Jerry Seinfeld’s TV episode covering his best friend George’s crazy family celebration of Festivus often reminds me of my own family’s holiday celebrations. Over the years, we’ve invented a host of traditions to celebrate various holidays, including a Passover present exchange.
Let me explain how that tradition began. I live in a religiously-blended household. My husband, Harry, is Presbyterian and I’m Jewish. This time of year for blended households like ours can be oddly entertaining. You might see a tree with blue and silver ornaments, and a Star of David on top (although, as we’ve broken so many ornaments over the years, you’re more likely to see other colors mixed in there). One benefit of celebrating Christmas is that it falls on the SAME day every year, making it easy for Harry to remember. It’s always December 25th. Trying to get Harry to remember (or think about) when the first day of Hanukkah is, well, that’s quite a challenge.
But the first Hanukkah after Harry and I were married was one of my favorites. Harry asked me to explain the history of the holiday, the traditions, the food, etc. Of course, I also explained that you give a gift for each of the eight nights. Harry is not a shopper, so I was not surprised to see his eyebrows immediately cave in. The enthusiasm for celebrating this new holiday seemed to be gone. And suddenly, just like that, he was smiling again. Apparently, he had an idea. And on the first night of Hanukkah I got my first clue as I unwrapped a putter. On the second night I knew exactly where this was going as I unwrapped a driver. Harry went out and bought me a set of golf clubs – and gave me one club each night. He was quite proud of himself for being so ingenious. Of course, I loved my new golf clubs, but I wasn’t going to let him get away with his lack of creativity. The next Jewish holiday that came along was Passover, which is also celebrated for eight nights. Once again he asked for all the details, and once again I filled him in. When he asked about gift giving, I couldn’t resist. “Yes, we give a gift on each of the eight nights!” For those who are not as familiar with Passover – I made that part up. But, Harry obliged. And so began Passover presents. Now the point goes to … Sheila!
I really do love this time of year. So many places you go are decorated so beautifully, and those fresh pine and cinnamon smells carry me back to childhood memories.
When I was a little girl, Hanukkah meant homemade golden brown latkes. Nice and crispy on the outside, and soft on the inside. That smell in the house when they were cooking was like smelling a loving hug coming your way. And our latkes were always topped off with my grandmother’s homemade applesauce. Simply put, there is nothing better.
My cousins celebrated Christmas and Hanukkah in their blended household, so we would go to their house on Christmas.

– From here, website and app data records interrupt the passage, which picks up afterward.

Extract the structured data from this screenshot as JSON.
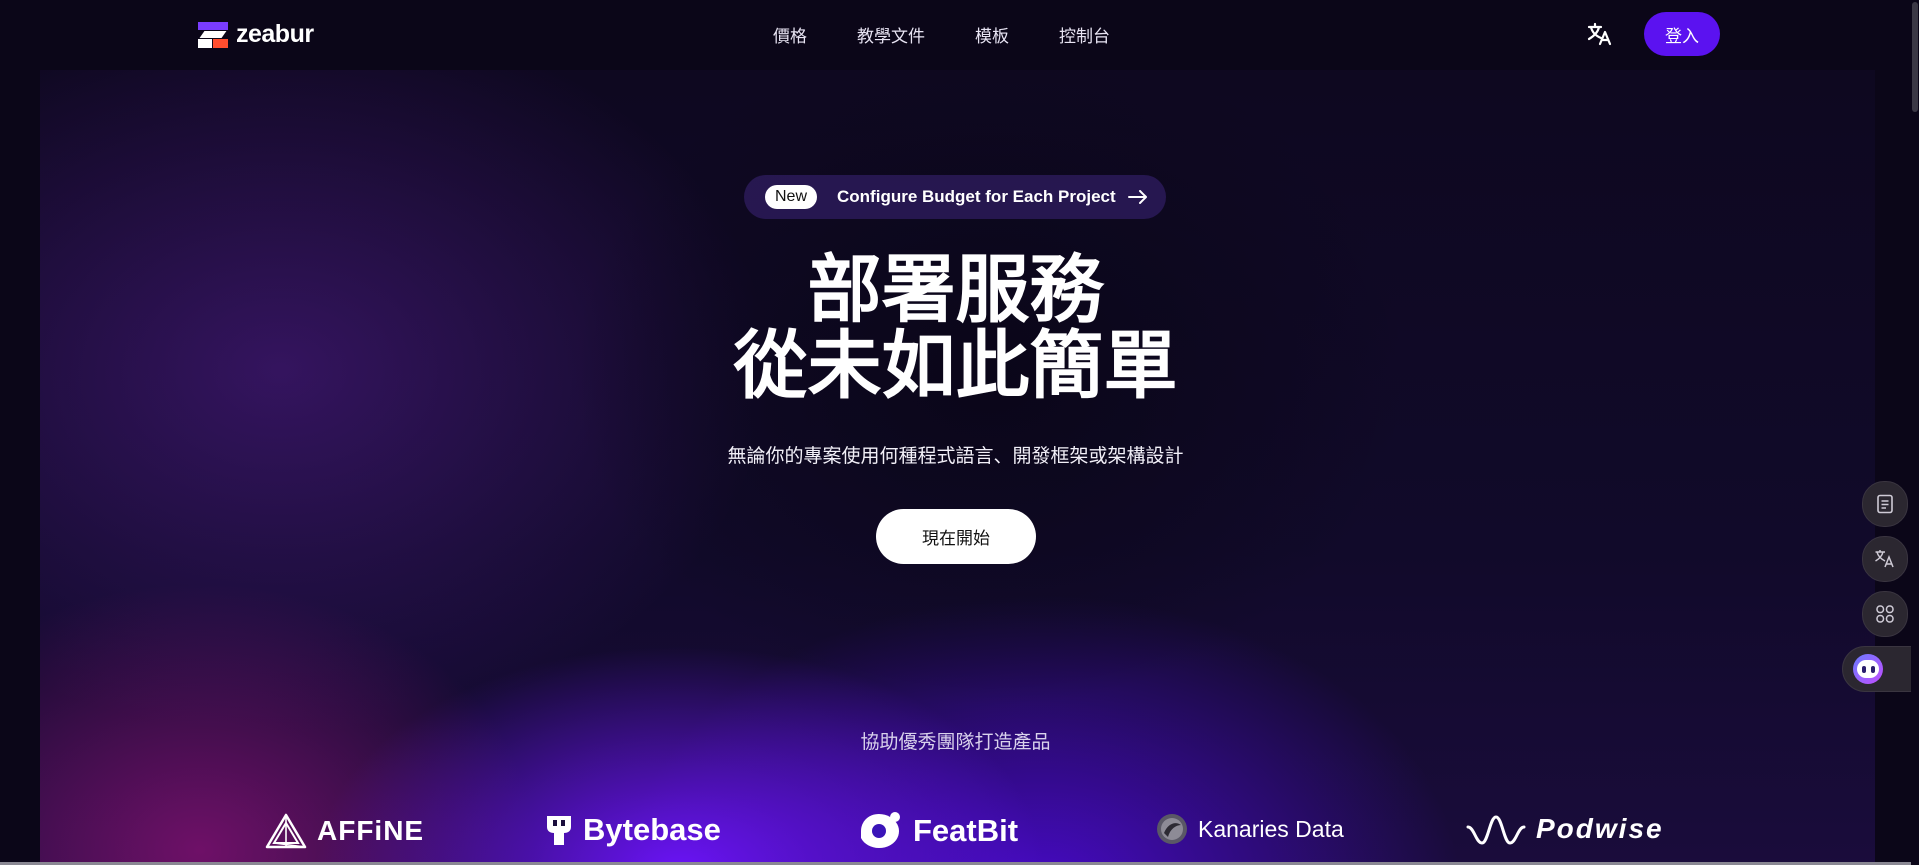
{
  "header": {
    "logo_text": "zeabur",
    "nav": [
      {
        "label": "價格"
      },
      {
        "label": "教學文件"
      },
      {
        "label": "模板"
      },
      {
        "label": "控制台"
      }
    ],
    "language_icon": "translate-icon",
    "login_label": "登入"
  },
  "announcement": {
    "badge": "New",
    "text": "Configure Budget for Each Project",
    "icon": "arrow-right-icon"
  },
  "hero": {
    "headline_line1": "部署服務",
    "headline_line2": "從未如此簡單",
    "subhead": "無論你的專案使用何種程式語言、開發框架或架構設計",
    "cta_label": "現在開始"
  },
  "customers": {
    "heading": "協助優秀團隊打造產品",
    "brands": [
      {
        "name": "AFFiNE",
        "icon": "affine-logo-icon"
      },
      {
        "name": "Bytebase",
        "icon": "bytebase-logo-icon"
      },
      {
        "name": "FeatBit",
        "icon": "featbit-logo-icon"
      },
      {
        "name": "Kanaries Data",
        "icon": "kanaries-logo-icon"
      },
      {
        "name": "Podwise",
        "icon": "podwise-logo-icon"
      }
    ]
  },
  "side_tools": [
    {
      "icon": "document-icon"
    },
    {
      "icon": "translate-icon"
    },
    {
      "icon": "apps-icon"
    },
    {
      "icon": "ai-assistant-icon"
    }
  ],
  "colors": {
    "background": "#0b0618",
    "accent": "#5b12f0",
    "glow_purple": "#6e14ff",
    "logo_orange": "#ff4d2e"
  }
}
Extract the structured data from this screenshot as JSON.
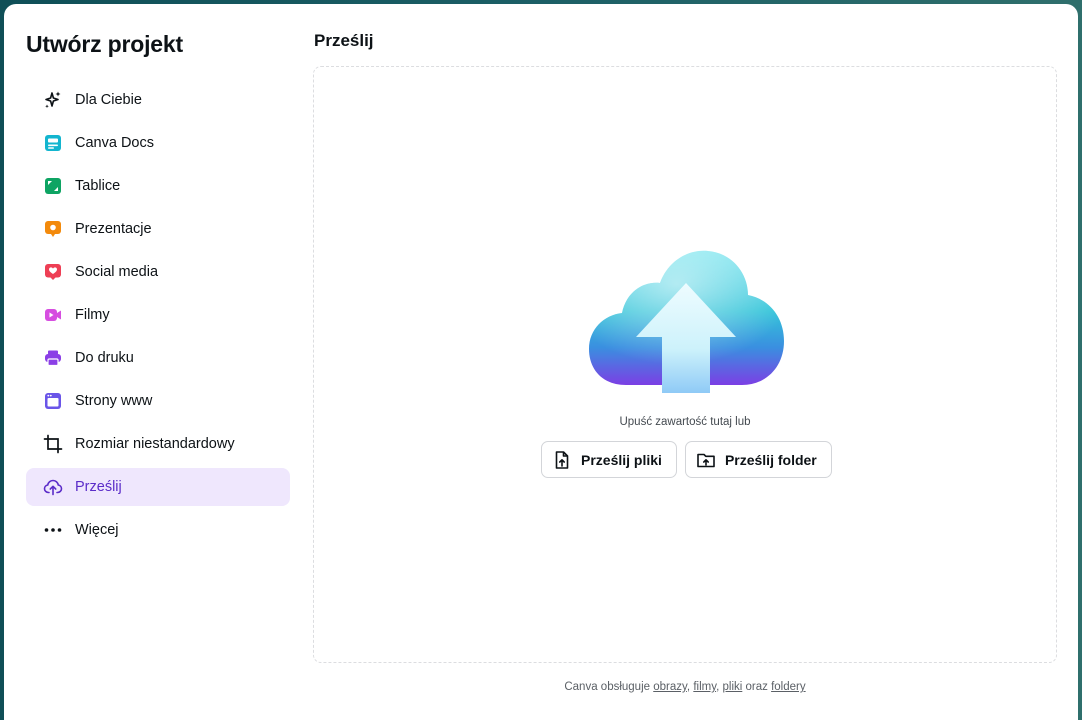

I thought they had the best of all worlds celebrating both holidays. And while my parents gave us a present each night of Hanukkah, they would also treat us with a gift or two on Christmas morning, including my all-time most memorable gift. My grandmother (yep – the same one who gave me my love for baking) made my “Ginny doll” a beautiful, satin lined, fur coat she had handmade from scraps from the department store where she worked. I was the luckiest girl in the world, and my Ginny doll was THE most well-dressed in the neighborhood. By the way, my grandmother did not pass along her love of sewing. I can’t even thread a needle without breaking into a cold sweat.
We’ll be hosting extended family in our home this year for Christmas. Maybe I’ll be inspired enough to make some latkes and homemade applesauce. Or maybe I’ll just make reservations!
If you have some invented holiday traditions you’d like to share, I’d love to hear them. Just post on my Facebook page.
Merry Christmas, Happy Hanukkah (belated) and Happy Festivus! From our Brownie Brittle family to yours!